To think about this in another setting, consider the typically unadvertised condition of a majority (or at least a significant minority) of college students, including and perhaps especially those who are currently enrolled at their elite “dream schools”. The problem of conceiving of Heaven as a goal is echoed in the perils of conceiving of college admission itself as a goal, especially since in the case of the latter we often train children and teens to cultivate ambition toward that end, to measure themselves according to admissibility, and to compete with each other for position and ranking. For those in the most prestigious and selective colleges, the ambitious, achievement-driven, metrics-obsessed, comparison-laden, goal-oriented behaviors that they all virtually had to cultivate in order to get into their “dream schools” are the very same habits that prevent them from enjoying college.
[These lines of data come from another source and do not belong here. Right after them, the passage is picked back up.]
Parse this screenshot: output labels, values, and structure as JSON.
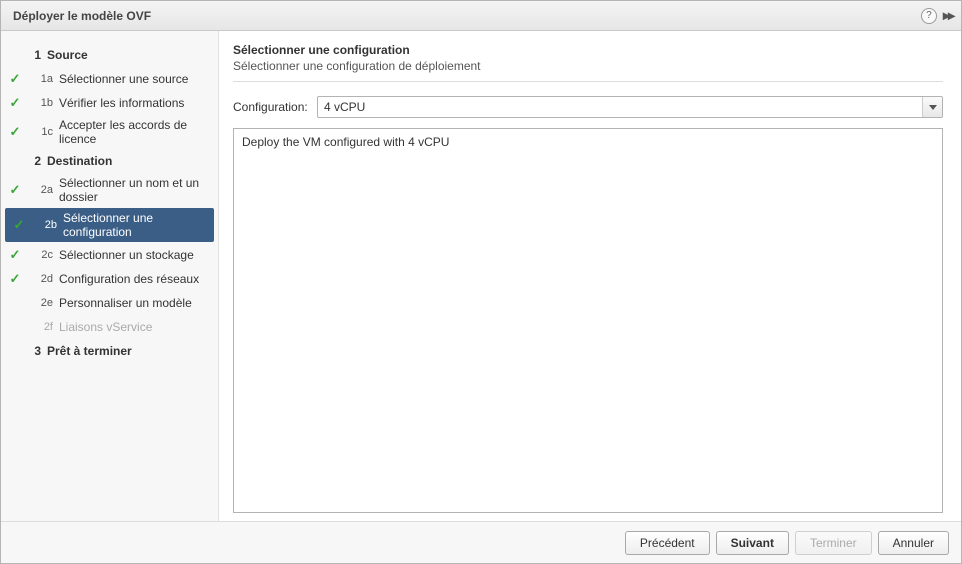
{
  "titlebar": {
    "title": "Déployer le modèle OVF"
  },
  "sidebar": {
    "section1": {
      "num": "1",
      "label": "Source"
    },
    "s1a": {
      "num": "1a",
      "label": "Sélectionner une source"
    },
    "s1b": {
      "num": "1b",
      "label": "Vérifier les informations"
    },
    "s1c": {
      "num": "1c",
      "label": "Accepter les accords de licence"
    },
    "section2": {
      "num": "2",
      "label": "Destination"
    },
    "s2a": {
      "num": "2a",
      "label": "Sélectionner un nom et un dossier"
    },
    "s2b": {
      "num": "2b",
      "label": "Sélectionner une configuration"
    },
    "s2c": {
      "num": "2c",
      "label": "Sélectionner un stockage"
    },
    "s2d": {
      "num": "2d",
      "label": "Configuration des réseaux"
    },
    "s2e": {
      "num": "2e",
      "label": "Personnaliser un modèle"
    },
    "s2f": {
      "num": "2f",
      "label": "Liaisons vService"
    },
    "section3": {
      "num": "3",
      "label": "Prêt à terminer"
    }
  },
  "main": {
    "title": "Sélectionner une configuration",
    "subtitle": "Sélectionner une configuration de déploiement",
    "config_label": "Configuration:",
    "config_value": "4 vCPU",
    "description": "Deploy the VM configured with 4 vCPU"
  },
  "footer": {
    "back": "Précédent",
    "next": "Suivant",
    "finish": "Terminer",
    "cancel": "Annuler"
  }
}
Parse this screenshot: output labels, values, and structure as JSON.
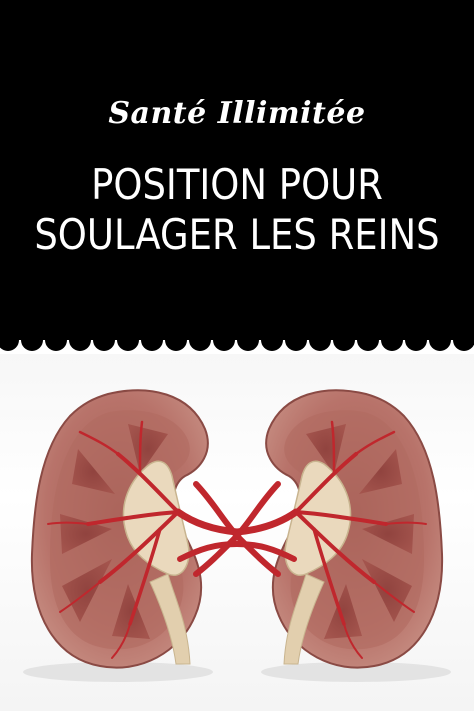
{
  "brand": {
    "name": "Santé Illimitée"
  },
  "headline": {
    "line1": "POSITION POUR",
    "line2": "SOULAGER LES REINS"
  },
  "colors": {
    "header_bg": "#000000",
    "text": "#ffffff",
    "artery": "#c0272d",
    "cortex": "#b96e63",
    "pelvis": "#e8dcc0"
  },
  "image": {
    "subject": "kidney-anatomy-illustration"
  }
}
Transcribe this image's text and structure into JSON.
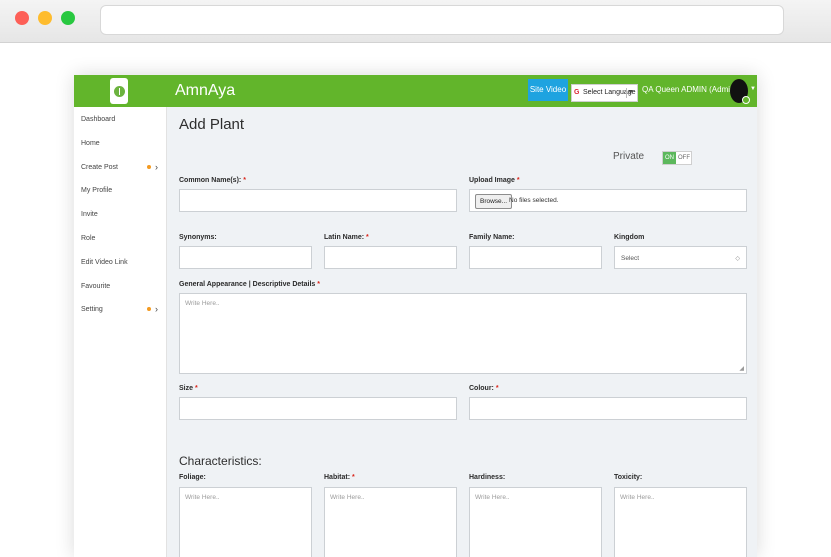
{
  "app": {
    "brand": "AmnAya",
    "site_video": "Site Video",
    "language": "Select Language",
    "language_arrow": "▼",
    "user": "QA Queen ADMIN (Admin)",
    "avatar_caret": "▼"
  },
  "sidebar": {
    "items": [
      {
        "label": "Dashboard"
      },
      {
        "label": "Home"
      },
      {
        "label": "Create Post",
        "chevron": "›"
      },
      {
        "label": "My Profile"
      },
      {
        "label": "Invite"
      },
      {
        "label": "Role"
      },
      {
        "label": "Edit Video Link"
      },
      {
        "label": "Favourite"
      },
      {
        "label": "Setting",
        "chevron": "›"
      }
    ]
  },
  "page": {
    "title": "Add Plant",
    "private_label": "Private",
    "toggle_on": "ON",
    "toggle_off": "OFF"
  },
  "form": {
    "common_names": "Common Name(s):",
    "upload_image": "Upload Image",
    "browse": "Browse...",
    "no_file": "No files selected.",
    "synonyms": "Synonyms:",
    "latin_name": "Latin Name:",
    "family_name": "Family Name:",
    "kingdom": "Kingdom",
    "kingdom_value": "Select",
    "kingdom_caret": "◇",
    "general_appearance": "General Appearance | Descriptive Details",
    "size": "Size",
    "colour": "Colour:",
    "required_mark": "*",
    "placeholder": "Write Here.."
  },
  "characteristics": {
    "title": "Characteristics:",
    "foliage": "Foliage:",
    "habitat": "Habitat:",
    "hardiness": "Hardiness:",
    "toxicity": "Toxicity:"
  },
  "colors": {
    "brand_green": "#62b52b",
    "site_video_blue": "#1ea3e0",
    "toggle_green": "#5cb85c",
    "required_red": "#d9261c",
    "notification_orange": "#f39a21"
  }
}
When these students get to college, they keep often keep operating according to what they’ve been trained to value: the pursuit of accomplishments and the calculation of worth by inverse comparison to the merits of others. In short, their capacity to learn in order to grow, to venture even at the risk of failure, and to allow themselves to be seen as in process rather than finished products is dulled precisely because of how ‘the system’ (Newman’s “world”) shaped them in order to achieve admission to college and, moreover, what ‘the system’ continues to expect of them once they are in college. The antidote to the venom of the system is not to expect less of college students; in fact, the antidote is to expect more: they should be guided to be more fully human rather than little goal-gobbling achievement-machines, especially since little goal-gobbling achievement-machines eventually breakdown, whether during college or afterwards. (Full disclosure: I myself am a recovering goal-gobbling achievement-machine).
After all, you can’t enjoy a baseball game if you’re obsessed with how much everything costs, who has the best seat, and how to consistently “upgrade your experience,” just like you can’t enjoy Heaven if you keep thinking about how to get ahead, how to work the situation to your own advantage, or how to favorably compare your merits to those of others. In this regard, even elite Catholic colleges may not very much resemble Newman’s own idea of a university, which is certainly meant to cultivate virtue more than ambition, so that when the exorbitant tuition fees change hands it is not done with the consumer expectation that “I better get my money’s worth.” (Another note in the interest of full disclosure: I don’t think exorbitant tuition fees are okay.) What you should get when you gain admission is an education not for the sake of what you think you like but what will help you to enjoy life, unto life everlasting.
If we are to listen to the prophetic voice of James Earl Jones (as we always should), or that of Dante or of John Henry Newman, then we might come to imagine that if saints are indeed models, they are models not because of where they end up or what they achieve but because of who and what they become. The saints are grateful, they admire each other, they praise together, and they passionately enjoy all of this. The question of Iowa fields and (elite) colleges is also the question of Heaven itself: what are you learning to enjoy?
Follow Leonard DeLorenzo @leodelo2.
For a lovely reflection on the construction of a Cathedral, Field of Dreams, and Heaven, see Hope Feist’s blogpost from earlier this year.